EXTRACTED RECORDS section start

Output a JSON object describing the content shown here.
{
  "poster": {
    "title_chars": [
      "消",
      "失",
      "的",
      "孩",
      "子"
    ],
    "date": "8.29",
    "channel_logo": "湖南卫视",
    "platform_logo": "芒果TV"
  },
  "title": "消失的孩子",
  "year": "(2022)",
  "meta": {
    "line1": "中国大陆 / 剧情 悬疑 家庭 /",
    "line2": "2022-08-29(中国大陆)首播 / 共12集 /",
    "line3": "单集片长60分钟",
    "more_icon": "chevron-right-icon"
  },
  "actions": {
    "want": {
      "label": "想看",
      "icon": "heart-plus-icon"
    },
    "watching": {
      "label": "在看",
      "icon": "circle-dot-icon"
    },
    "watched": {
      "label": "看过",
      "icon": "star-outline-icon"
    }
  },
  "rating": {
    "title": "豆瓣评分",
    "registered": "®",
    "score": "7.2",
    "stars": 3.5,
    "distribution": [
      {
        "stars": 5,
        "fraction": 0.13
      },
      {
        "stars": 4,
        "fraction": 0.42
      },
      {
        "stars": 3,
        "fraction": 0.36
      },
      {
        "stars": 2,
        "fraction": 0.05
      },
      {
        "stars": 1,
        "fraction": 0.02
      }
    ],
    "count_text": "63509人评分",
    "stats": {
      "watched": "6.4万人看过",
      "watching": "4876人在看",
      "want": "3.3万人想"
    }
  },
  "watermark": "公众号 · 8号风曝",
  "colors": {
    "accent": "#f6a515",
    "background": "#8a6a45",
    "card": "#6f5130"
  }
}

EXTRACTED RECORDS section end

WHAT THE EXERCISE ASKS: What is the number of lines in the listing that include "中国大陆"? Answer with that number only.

EXERCISE SOLUTION: 2